After a long time of avoiding the LORD, Job has just presented his case before the Universal Judge. He has spoken the complaint of every innocent man who suffers injustice. Yet, such bold testimony brings him to utter silence, “Though I have spoken once, I will not do so again; though twice, I will do so no more.” Job can speak these words from the depths of his awe and wonder only because he has heard the LORD question him from the heavenly court of universal justice. The LORD does not justify suffering; rather, he asserts the mystery of suffering. His basic question of Job is addressed to all who suffer, “How can you expect to understand the mystery of suffering if you do not understand the mysteries of creation?” Indeed, we have never commanded the morning nor have we shown the dawn its place. Indeed, the very earth is changed as is clay by the seal, and it is dyed as though it were a garment. Yet, we do not seal the earth nor do we create its colors. Those who take refuge in the darkness of ignorance and hold on tight to their pride have no strength. Those who demand knowledge and refuse to accept mystery are powerless to change anything. The blessings of life and the struggles of living are ours to receive, even if we cannot understand them. Even though we cannot answer the question, “Why me?” Still we are blessed and still we suffer. We do not possess the wisdom of the ages; we were not born before the dwelling place of light or the abode of darkness. Indeed, these are the boundaries we have not crossed, nor can we cross. Even after many years and much growth, we still have not the wisdom to explain either the blessings or the sufferings of living in this world. We can rebel against such ignorance, or we can trust the only One who knows and understands all things. Indeed, the LORD holds us in his hands and comforts us in every moment, even the painful ones.
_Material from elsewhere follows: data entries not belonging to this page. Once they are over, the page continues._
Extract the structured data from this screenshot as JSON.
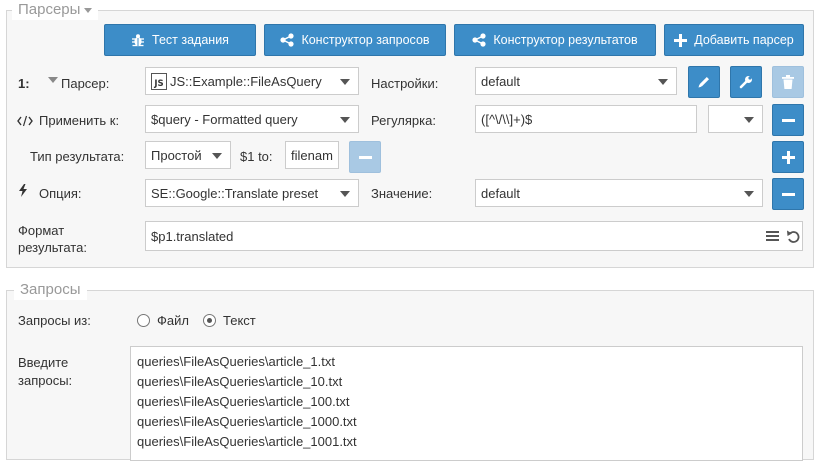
{
  "parsers_panel": {
    "legend": "Парсеры",
    "buttons": {
      "test_task": "Тест задания",
      "query_builder": "Конструктор запросов",
      "result_builder": "Конструктор результатов",
      "add_parser": "Добавить парсер"
    },
    "row_number": "1:",
    "parser_label": "Парсер:",
    "parser_icon_text": "JS",
    "parser_value": "JS::Example::FileAsQuery",
    "settings_label": "Настройки:",
    "settings_value": "default",
    "apply_label": "Применить к:",
    "apply_value": "$query - Formatted query",
    "regex_label": "Регулярка:",
    "regex_value": "([^\\/\\\\]+)$",
    "regex_flags_value": "",
    "result_type_label": "Тип результата:",
    "result_type_value": "Простой",
    "to_label": "$1 to:",
    "to_value": "filenam",
    "option_label": "Опция:",
    "option_value": "SE::Google::Translate preset",
    "value_label": "Значение:",
    "value_value": "default",
    "format_label_line1": "Формат",
    "format_label_line2": "результата:",
    "format_value": "$p1.translated"
  },
  "queries_panel": {
    "legend": "Запросы",
    "source_label": "Запросы из:",
    "source_options": [
      "Файл",
      "Текст"
    ],
    "source_selected": "Текст",
    "enter_label_line1": "Введите",
    "enter_label_line2": "запросы:",
    "queries": [
      "queries\\FileAsQueries\\article_1.txt",
      "queries\\FileAsQueries\\article_10.txt",
      "queries\\FileAsQueries\\article_100.txt",
      "queries\\FileAsQueries\\article_1000.txt",
      "queries\\FileAsQueries\\article_1001.txt"
    ]
  },
  "colors": {
    "button_primary": "#3d8dc8",
    "button_disabled": "#a9c9e4",
    "panel_background": "#f7f7f7",
    "legend_text": "#999999"
  },
  "icons": {
    "test_task": "bug-icon",
    "query_builder": "share-icon",
    "result_builder": "share-icon",
    "add_parser": "plus-icon",
    "edit": "pencil-icon",
    "settings": "wrench-icon",
    "delete": "trash-icon",
    "remove": "minus-icon",
    "add": "plus-icon",
    "code": "code-icon",
    "option": "bolt-icon",
    "collapse": "caret-down-icon",
    "template_list": "list-icon",
    "reset": "undo-icon"
  }
}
The liturgy holds up for us the parallel account of Saint Luke’s account in yesterday’s gospel. Saint Matthew’s telling of this event in the life of the Lord Jesus and his disciples has a unique teaching for us. Here we read that the child himself becomes a parable of the Divine Teacher; here we read what it means to enter the Kingdom of heaven. Being greatest in the Kingdom means being as humble and powerless as a child is at this time in history. Children at the time of the Lord Jesus were property of their parents. They were significant only because they provided a workforce for the family and guaranteed that the parents would be remembered after death. Freely accepting such a servant role in the Kingdom of heaven produces true greatness. Indeed, such an identity makes us greatest in the Kingdom. “And whoever receives one child such as this in my name receives me.” As children of God, servants of the Lord, we enable those who seek the Lord to receive him by receiving us. Saint Matthew concludes by recalling the Lord Jesus revealing to us that those who despise us will have to deal with our Guardian Angels who always look upon the face of his heavenly Father. Such is the role of our Guardian Angels; they protect us from all harm and constantly reassure us of God’s favor and blessing. Even though we may be humble and powerless we have nothing to fear. We have nothing to fear: not rejection, humiliation, persecution, or suffering of any kind. Here at this mass our Guardian Angels join us in the praises of the Lord Most High. Here we join with them in singing and dancing as we cry out, “My home is with in you!” Here we realize that we are safe and secure in the City of God.